Component data from apps and pages:
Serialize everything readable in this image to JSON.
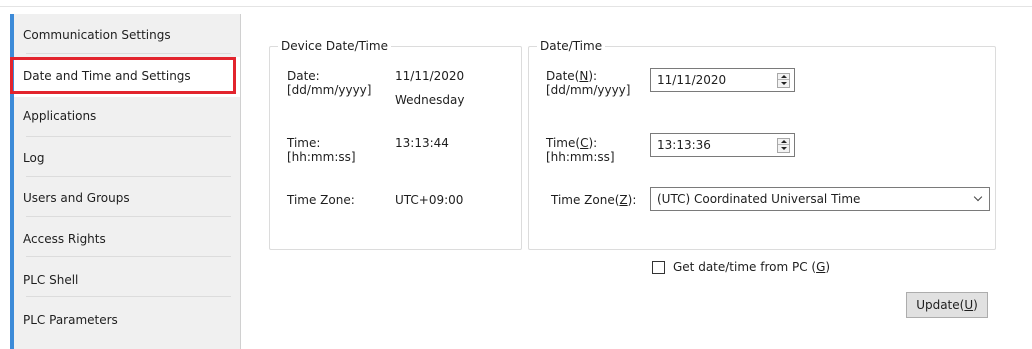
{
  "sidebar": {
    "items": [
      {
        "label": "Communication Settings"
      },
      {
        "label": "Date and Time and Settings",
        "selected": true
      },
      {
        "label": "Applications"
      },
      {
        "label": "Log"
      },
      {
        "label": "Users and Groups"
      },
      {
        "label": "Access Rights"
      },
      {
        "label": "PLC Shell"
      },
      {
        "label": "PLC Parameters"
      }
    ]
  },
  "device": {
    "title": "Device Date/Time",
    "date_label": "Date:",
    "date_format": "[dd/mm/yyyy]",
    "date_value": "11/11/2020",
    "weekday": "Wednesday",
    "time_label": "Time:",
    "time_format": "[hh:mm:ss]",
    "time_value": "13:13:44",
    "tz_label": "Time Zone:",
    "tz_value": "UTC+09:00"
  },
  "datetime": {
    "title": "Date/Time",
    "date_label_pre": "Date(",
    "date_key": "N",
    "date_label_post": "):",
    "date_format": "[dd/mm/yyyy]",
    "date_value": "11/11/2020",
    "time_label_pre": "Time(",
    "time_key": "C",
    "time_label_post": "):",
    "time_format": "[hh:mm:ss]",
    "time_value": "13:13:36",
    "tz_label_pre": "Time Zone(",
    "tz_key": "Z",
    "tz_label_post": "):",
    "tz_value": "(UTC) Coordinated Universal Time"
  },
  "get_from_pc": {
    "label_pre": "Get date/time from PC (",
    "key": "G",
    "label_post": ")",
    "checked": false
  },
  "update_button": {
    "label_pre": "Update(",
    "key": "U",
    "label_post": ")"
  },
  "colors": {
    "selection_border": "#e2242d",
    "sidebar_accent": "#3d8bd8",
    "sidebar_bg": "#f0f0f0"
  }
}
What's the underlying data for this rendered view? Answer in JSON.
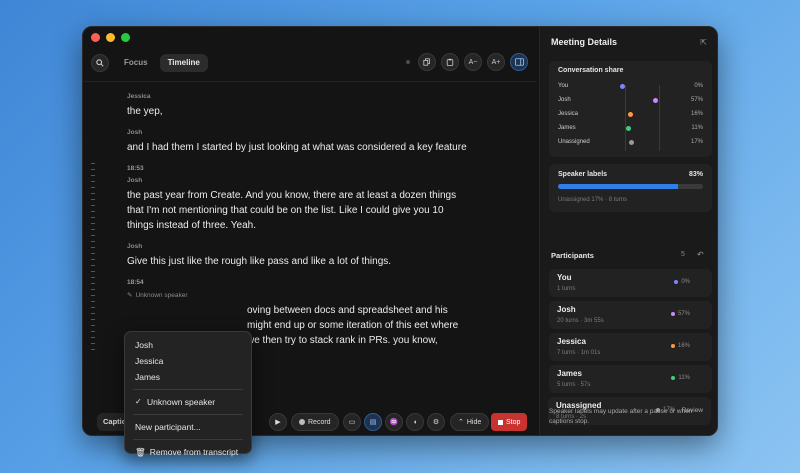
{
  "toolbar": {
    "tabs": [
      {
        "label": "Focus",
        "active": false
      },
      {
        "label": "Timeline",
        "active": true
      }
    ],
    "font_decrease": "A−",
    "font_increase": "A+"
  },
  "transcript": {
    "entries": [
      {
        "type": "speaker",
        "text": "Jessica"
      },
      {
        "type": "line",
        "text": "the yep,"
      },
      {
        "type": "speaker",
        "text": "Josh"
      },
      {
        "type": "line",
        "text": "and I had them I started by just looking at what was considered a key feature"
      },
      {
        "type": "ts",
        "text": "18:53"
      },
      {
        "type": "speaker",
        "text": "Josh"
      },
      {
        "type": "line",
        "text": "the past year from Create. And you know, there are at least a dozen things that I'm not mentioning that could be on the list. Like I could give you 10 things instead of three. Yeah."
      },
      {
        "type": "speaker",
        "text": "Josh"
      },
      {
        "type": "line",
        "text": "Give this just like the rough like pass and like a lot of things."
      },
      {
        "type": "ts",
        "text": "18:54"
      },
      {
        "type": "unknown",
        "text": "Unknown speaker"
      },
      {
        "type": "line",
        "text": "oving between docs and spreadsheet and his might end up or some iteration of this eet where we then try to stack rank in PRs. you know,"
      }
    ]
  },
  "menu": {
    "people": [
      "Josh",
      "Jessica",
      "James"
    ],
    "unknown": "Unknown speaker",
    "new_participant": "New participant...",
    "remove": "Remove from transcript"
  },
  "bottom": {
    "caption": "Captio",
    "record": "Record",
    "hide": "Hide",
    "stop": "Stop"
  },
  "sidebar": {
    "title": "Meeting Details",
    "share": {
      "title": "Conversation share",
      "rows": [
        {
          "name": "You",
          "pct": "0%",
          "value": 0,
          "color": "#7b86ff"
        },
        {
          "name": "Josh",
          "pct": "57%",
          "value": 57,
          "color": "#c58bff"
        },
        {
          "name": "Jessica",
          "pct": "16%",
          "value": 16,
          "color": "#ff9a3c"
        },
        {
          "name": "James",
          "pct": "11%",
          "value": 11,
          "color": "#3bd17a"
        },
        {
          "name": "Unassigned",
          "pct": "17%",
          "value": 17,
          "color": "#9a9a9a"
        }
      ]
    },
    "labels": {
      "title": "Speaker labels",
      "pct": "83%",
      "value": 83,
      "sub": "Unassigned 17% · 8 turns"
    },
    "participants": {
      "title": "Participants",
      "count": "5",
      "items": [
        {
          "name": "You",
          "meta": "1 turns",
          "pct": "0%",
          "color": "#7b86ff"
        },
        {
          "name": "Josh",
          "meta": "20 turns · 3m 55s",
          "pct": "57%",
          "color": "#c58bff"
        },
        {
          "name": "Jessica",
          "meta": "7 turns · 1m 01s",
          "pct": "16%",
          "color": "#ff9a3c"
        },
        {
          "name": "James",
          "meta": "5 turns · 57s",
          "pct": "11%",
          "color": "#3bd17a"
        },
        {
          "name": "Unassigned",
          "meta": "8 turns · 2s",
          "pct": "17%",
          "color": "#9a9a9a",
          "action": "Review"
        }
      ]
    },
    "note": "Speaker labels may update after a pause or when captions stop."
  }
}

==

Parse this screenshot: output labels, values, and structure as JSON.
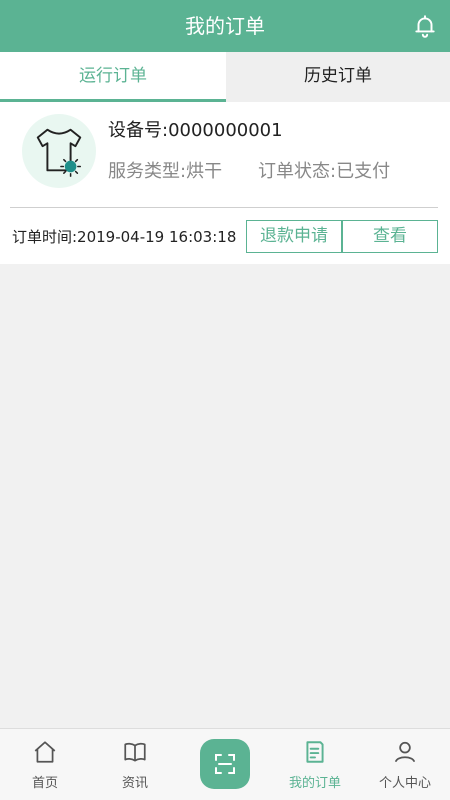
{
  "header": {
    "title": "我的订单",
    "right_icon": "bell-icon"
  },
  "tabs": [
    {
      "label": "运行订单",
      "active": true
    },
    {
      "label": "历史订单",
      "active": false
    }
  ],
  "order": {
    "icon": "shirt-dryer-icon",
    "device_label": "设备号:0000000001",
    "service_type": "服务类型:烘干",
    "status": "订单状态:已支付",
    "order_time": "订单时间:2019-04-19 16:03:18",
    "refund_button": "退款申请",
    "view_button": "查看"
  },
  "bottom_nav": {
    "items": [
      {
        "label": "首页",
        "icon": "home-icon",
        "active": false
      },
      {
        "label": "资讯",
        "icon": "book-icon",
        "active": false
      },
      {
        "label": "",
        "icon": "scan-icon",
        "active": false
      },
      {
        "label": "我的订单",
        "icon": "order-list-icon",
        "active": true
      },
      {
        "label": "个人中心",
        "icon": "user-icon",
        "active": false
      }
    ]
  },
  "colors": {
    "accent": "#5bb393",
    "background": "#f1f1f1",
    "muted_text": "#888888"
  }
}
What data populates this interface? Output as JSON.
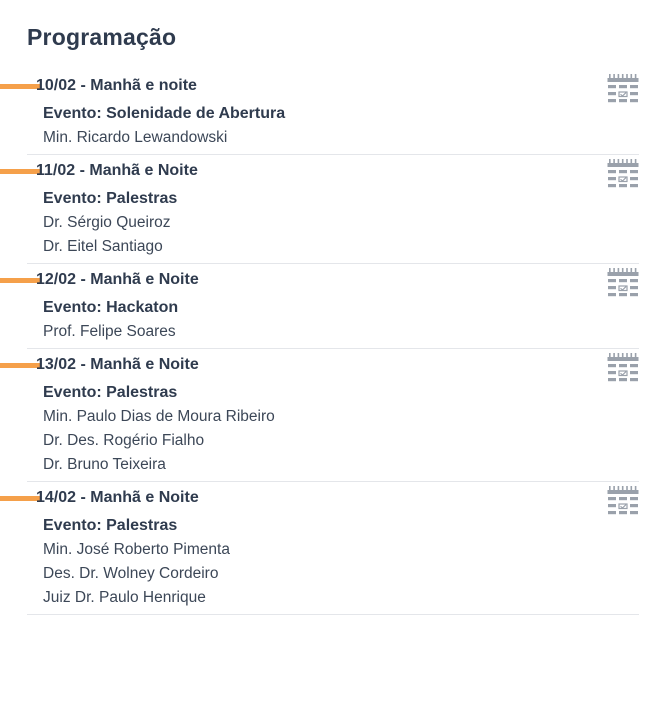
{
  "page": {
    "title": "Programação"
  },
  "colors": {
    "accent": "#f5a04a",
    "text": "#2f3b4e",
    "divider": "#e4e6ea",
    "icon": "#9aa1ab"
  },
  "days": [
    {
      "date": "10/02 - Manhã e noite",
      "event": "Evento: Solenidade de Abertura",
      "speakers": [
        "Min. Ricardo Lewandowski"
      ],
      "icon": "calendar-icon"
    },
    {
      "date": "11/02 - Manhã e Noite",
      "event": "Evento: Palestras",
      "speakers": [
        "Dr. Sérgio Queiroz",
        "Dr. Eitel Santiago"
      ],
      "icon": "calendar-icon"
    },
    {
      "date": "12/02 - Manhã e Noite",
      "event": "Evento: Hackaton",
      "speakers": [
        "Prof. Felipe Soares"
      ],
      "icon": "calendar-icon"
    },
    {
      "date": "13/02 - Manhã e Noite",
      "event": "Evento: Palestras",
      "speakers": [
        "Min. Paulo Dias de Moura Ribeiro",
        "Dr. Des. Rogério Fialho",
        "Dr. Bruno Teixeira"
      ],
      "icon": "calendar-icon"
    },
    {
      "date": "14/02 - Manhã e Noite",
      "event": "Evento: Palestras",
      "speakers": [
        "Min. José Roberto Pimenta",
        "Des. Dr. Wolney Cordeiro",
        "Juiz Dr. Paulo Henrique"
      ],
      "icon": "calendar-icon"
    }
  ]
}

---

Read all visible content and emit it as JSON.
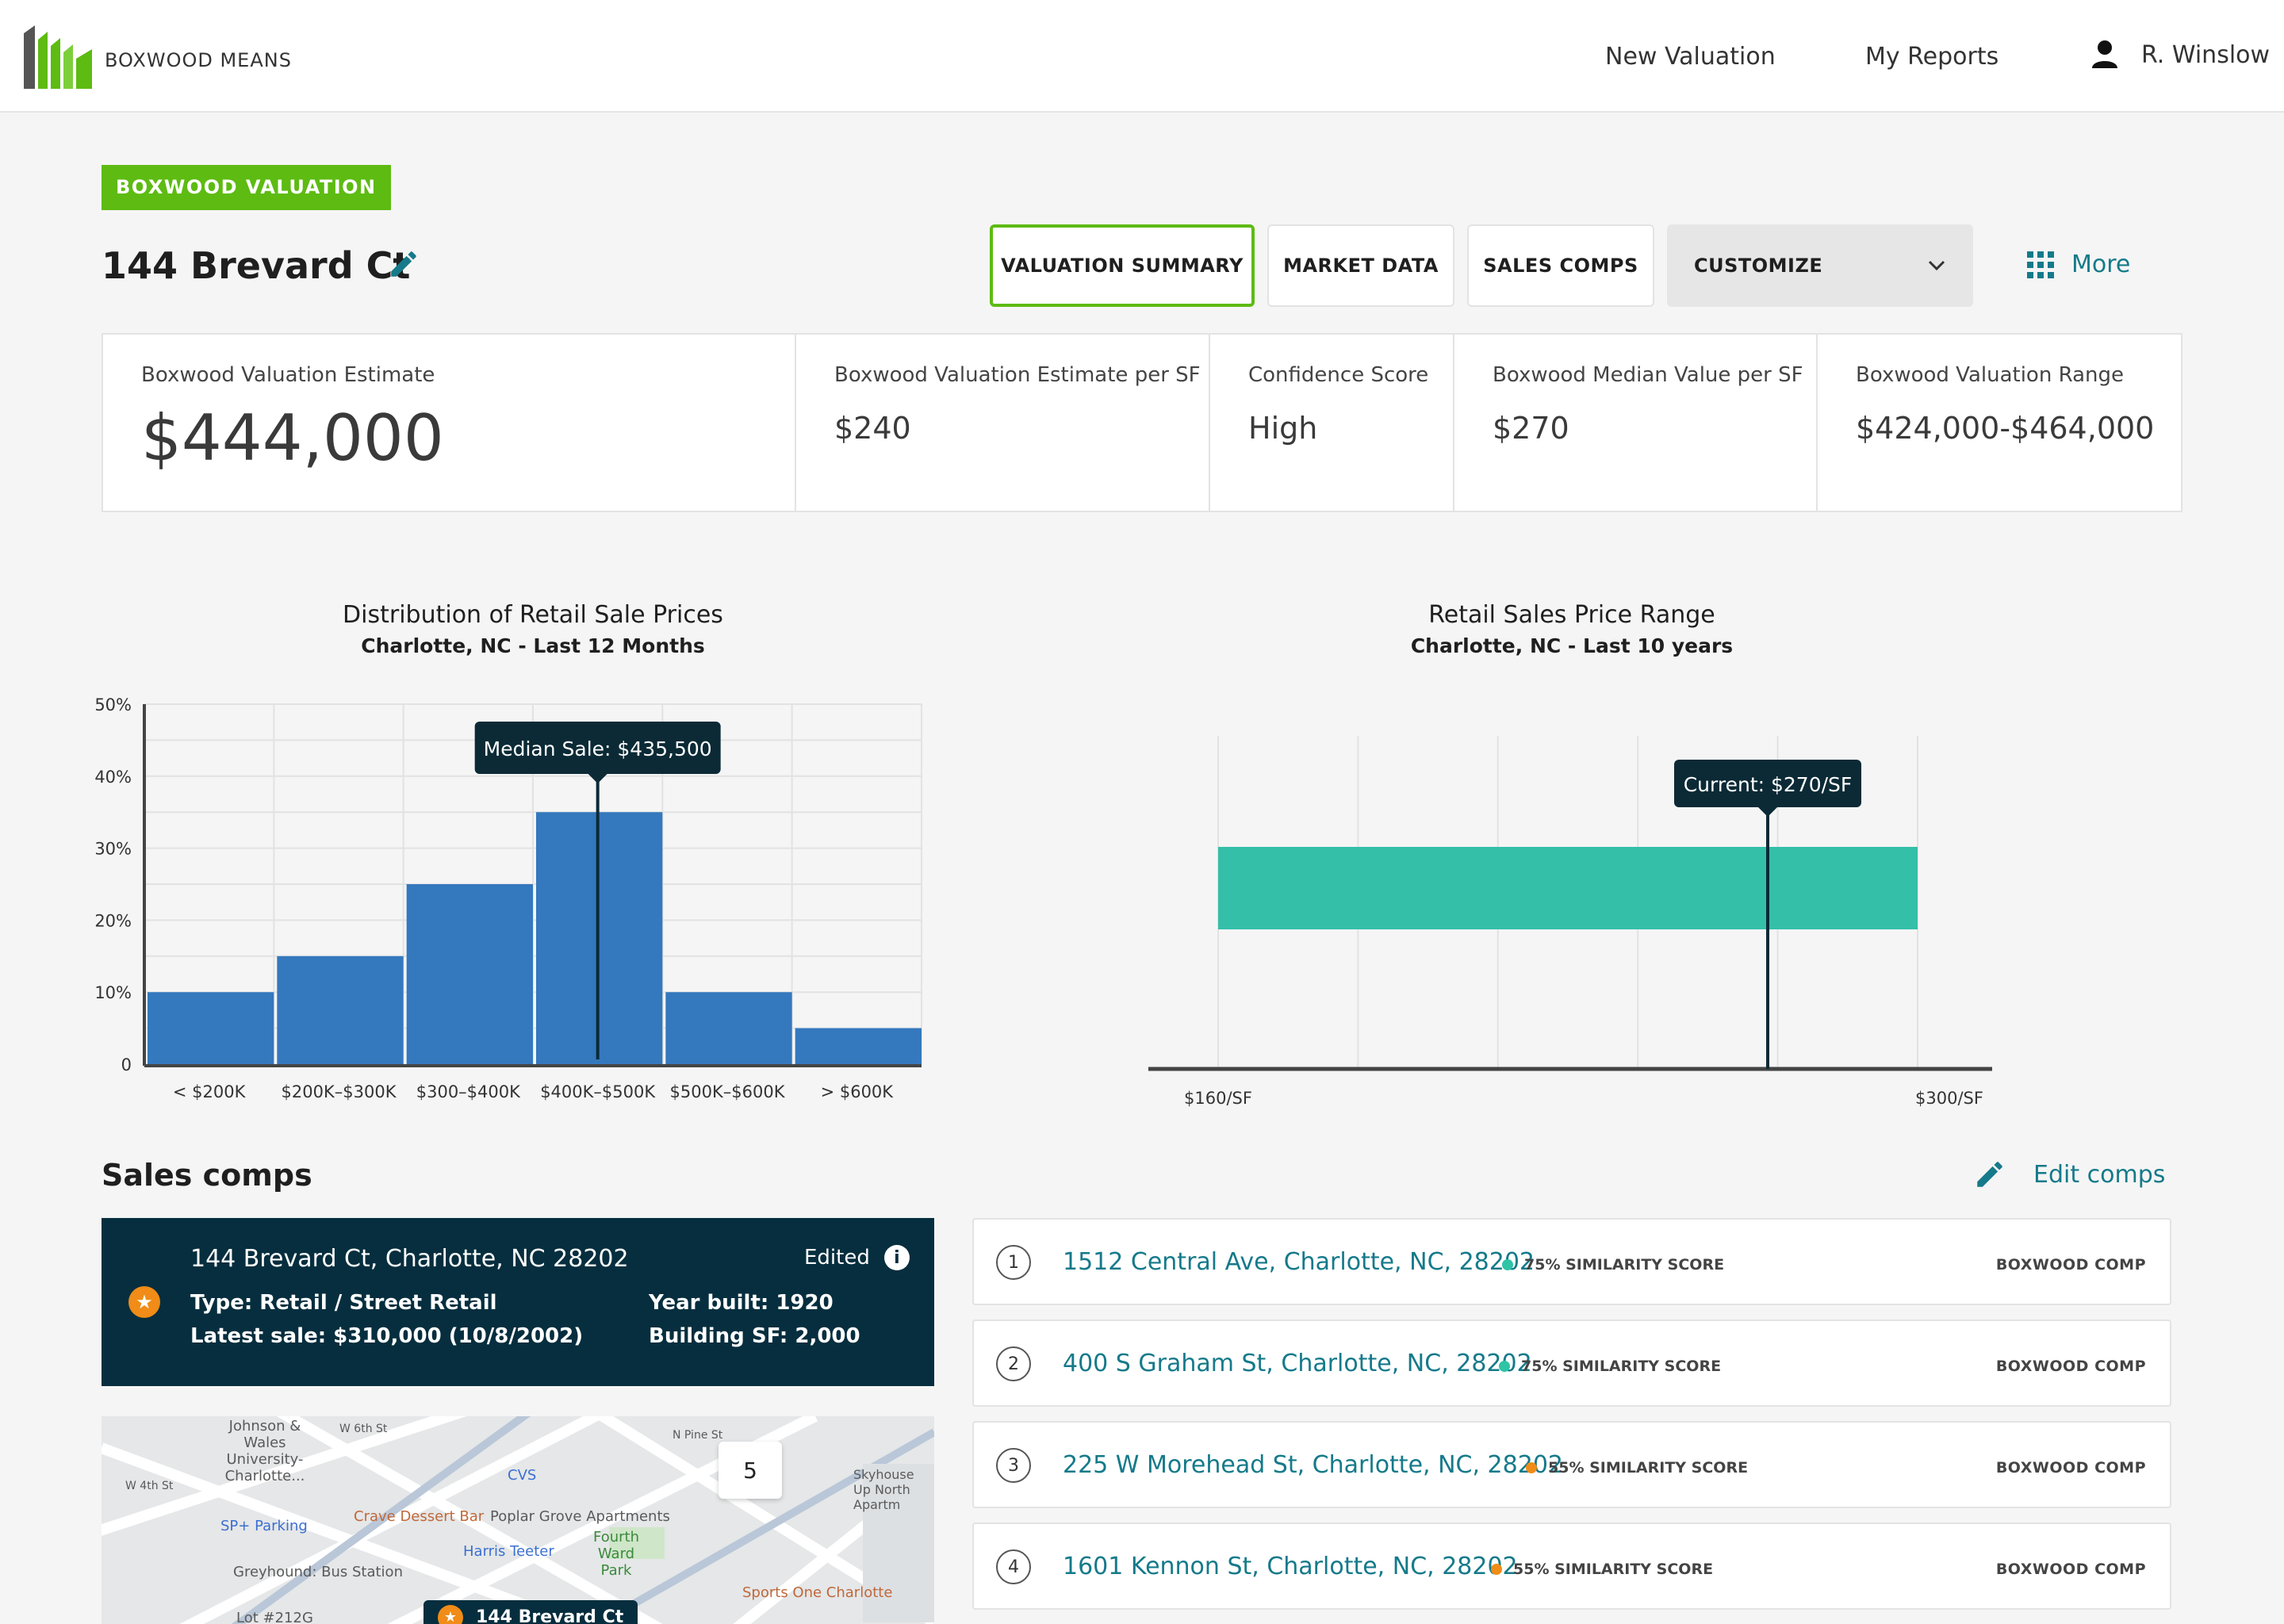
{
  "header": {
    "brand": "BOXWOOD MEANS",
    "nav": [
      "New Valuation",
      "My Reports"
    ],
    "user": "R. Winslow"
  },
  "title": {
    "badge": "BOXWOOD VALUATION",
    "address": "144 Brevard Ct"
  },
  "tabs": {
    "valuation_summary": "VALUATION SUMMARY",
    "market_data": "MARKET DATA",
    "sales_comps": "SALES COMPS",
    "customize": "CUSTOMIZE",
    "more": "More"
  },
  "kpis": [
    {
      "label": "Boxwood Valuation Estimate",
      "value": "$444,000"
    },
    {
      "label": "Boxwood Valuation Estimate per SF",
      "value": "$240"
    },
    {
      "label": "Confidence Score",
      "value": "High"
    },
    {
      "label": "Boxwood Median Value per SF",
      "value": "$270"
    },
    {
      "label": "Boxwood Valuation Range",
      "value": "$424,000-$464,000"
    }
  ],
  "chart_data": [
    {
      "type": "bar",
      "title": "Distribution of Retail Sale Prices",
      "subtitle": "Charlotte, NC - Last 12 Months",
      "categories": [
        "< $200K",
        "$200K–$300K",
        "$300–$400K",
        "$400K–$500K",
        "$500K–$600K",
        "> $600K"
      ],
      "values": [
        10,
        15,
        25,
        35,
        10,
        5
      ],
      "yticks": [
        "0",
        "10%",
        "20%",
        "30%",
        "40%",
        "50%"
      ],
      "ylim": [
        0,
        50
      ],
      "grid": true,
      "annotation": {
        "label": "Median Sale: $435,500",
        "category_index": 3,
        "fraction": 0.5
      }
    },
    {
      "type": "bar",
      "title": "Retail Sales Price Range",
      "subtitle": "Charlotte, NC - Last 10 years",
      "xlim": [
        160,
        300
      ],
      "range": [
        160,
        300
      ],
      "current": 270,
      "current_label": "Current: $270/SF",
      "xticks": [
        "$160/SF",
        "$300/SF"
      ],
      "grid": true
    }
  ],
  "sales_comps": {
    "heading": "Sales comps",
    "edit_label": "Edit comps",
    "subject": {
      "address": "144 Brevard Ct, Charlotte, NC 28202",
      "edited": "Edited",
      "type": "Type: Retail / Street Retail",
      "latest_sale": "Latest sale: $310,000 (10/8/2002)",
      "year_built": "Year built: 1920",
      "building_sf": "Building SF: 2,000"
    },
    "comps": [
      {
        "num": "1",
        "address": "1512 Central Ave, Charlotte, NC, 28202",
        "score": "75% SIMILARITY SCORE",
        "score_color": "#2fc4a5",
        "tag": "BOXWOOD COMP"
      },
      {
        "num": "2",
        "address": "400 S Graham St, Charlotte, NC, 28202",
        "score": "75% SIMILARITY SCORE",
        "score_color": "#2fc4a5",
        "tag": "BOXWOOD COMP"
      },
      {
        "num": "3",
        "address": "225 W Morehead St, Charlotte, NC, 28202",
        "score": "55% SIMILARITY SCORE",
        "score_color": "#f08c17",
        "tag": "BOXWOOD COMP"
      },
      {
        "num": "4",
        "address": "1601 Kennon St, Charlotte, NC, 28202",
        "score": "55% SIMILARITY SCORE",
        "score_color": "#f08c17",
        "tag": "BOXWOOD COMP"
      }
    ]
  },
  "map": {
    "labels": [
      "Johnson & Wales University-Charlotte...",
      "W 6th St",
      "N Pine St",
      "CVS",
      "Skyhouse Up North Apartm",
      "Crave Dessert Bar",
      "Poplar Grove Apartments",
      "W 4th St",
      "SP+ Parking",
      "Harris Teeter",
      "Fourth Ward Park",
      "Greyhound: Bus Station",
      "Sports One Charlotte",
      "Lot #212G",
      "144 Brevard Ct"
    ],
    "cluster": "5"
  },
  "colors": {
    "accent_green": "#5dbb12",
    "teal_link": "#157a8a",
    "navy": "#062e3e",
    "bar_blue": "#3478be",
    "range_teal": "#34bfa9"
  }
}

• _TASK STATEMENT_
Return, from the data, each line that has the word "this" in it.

• _SOLVED PROBLEM_
Serialize everything readable in this image to JSON.
What's the underlying data for this rendered view? Answer in JSON.
        "text": "Give this just like the rough like pass and like a lot of things."
        "text": "oving between docs and spreadsheet and his might end up or some iteration of this eet where we then try to stack rank in PRs. you know,"
Parse this screenshot: output labels, values, and structure as JSON.
What data populates this interface? Output as JSON.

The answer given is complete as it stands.